I found Sasse’s book to be refreshing. I’ve got kids that sometimes reflect the malaise of the contemporary culture, despite my best attempts to toughen them. I also see young people around me that don’t have the experiential resources to get out of the nest. Much of Sasse’s book helps deal with that and offers meaningful recommendations.
One criticism of Sasse’s book that has been floated in another review is that it is too work-centric and glorifies the individual excessively. Sasse does talk about work a lot. In part, this is because meaningful work is a key to satisfaction with life. He doesn’t believe in the projections of a workless future, though he believes that workforce disruption is coming and will remain. Helping people become resilient is part of his resistance to that growing problem. Sasse talks about work because our culture thinks improperly about work.
Sasse also talks about individuals becoming more self-reliant. I don’t believe Sasse is arguing for an atomistic individualism, which is an unfortunate ideal in many libertarian circles. The individualism Sasse is arguing for is a communitarian individualism that recognizes the necessity of individuals contributing to society and doesn’t expect the impersonal mass of “community” or “government” to solve problems. In order to have community, there have to be distinct individuals contributing to the common good and not simply living in dependence on someone else to solve the problem. In other words, there have to be people who are willing to jump in to solve the problem and take individual initiative to become part of the community solution.
It is easy to talk about community and interdependence when you are a student living in a largely age-segregated oasis removed from the mass of society. When community consists of playing board games or eating together with few friends who have basically the same needs and concerns you do, it is easy to pontificate against “rugged individualism.” When needs are diverse and resources limited, however, an individualism that consists of someone deciding they will not let the initiative fail or someone in their community starve is necessary.
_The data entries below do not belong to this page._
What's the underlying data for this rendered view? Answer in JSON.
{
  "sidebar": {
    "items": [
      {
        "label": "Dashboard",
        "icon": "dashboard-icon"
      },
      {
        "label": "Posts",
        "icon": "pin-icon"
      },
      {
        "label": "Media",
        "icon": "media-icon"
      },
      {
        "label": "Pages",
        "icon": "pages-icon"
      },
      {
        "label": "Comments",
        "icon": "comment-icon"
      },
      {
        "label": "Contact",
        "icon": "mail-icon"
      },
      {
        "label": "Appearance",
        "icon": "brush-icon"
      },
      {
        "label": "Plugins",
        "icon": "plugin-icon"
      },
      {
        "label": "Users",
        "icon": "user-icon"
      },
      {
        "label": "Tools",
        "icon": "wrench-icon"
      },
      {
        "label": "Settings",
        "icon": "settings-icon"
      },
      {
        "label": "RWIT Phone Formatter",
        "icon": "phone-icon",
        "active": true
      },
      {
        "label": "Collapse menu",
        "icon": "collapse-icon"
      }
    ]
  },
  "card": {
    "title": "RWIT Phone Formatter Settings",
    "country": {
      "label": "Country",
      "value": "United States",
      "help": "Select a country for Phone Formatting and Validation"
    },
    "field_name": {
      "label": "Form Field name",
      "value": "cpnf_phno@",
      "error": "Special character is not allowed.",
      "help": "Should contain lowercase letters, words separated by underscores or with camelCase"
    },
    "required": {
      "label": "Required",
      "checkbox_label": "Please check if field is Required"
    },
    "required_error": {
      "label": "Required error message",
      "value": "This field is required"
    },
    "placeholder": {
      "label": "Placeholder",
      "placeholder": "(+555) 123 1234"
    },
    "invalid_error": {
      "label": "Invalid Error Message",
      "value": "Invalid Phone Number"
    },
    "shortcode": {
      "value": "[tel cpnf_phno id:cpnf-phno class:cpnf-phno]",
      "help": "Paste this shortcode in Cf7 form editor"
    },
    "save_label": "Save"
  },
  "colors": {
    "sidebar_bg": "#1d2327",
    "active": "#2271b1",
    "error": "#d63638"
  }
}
It’s the latter form of individualism—personal determination to make a contribution to the common good—that I believe Sasse is describing. I also think we would benefit from less atomism and more determination to contribute in our American individualism. Sasse could have been more explicit in his definition on this point, but I think his point remains.
This is a book is worth reading. It makes a contribution to the contemporary conversation that is neither shrill nor pat in its complaints and recommendations. This is also a volume that can suffer from being placed in a position of exaggerated significance. The Vanishing American Adult is a piece of the conversation, it is not an epoch defining volume. Like most books, it has a limited purpose. Sasse’s argument is not made to carry the weight of the world and will collapse if people expect it to solve all of America’s problems. It is worth reading and engaging. I think it has explanatory power and some good suggestions. It is, however, simply a tool to point us toward the necessary, deeper conversations we desperately need to have.
NOTE: I received a gratis copy of this volume from the publisher with no expectation of a positive review.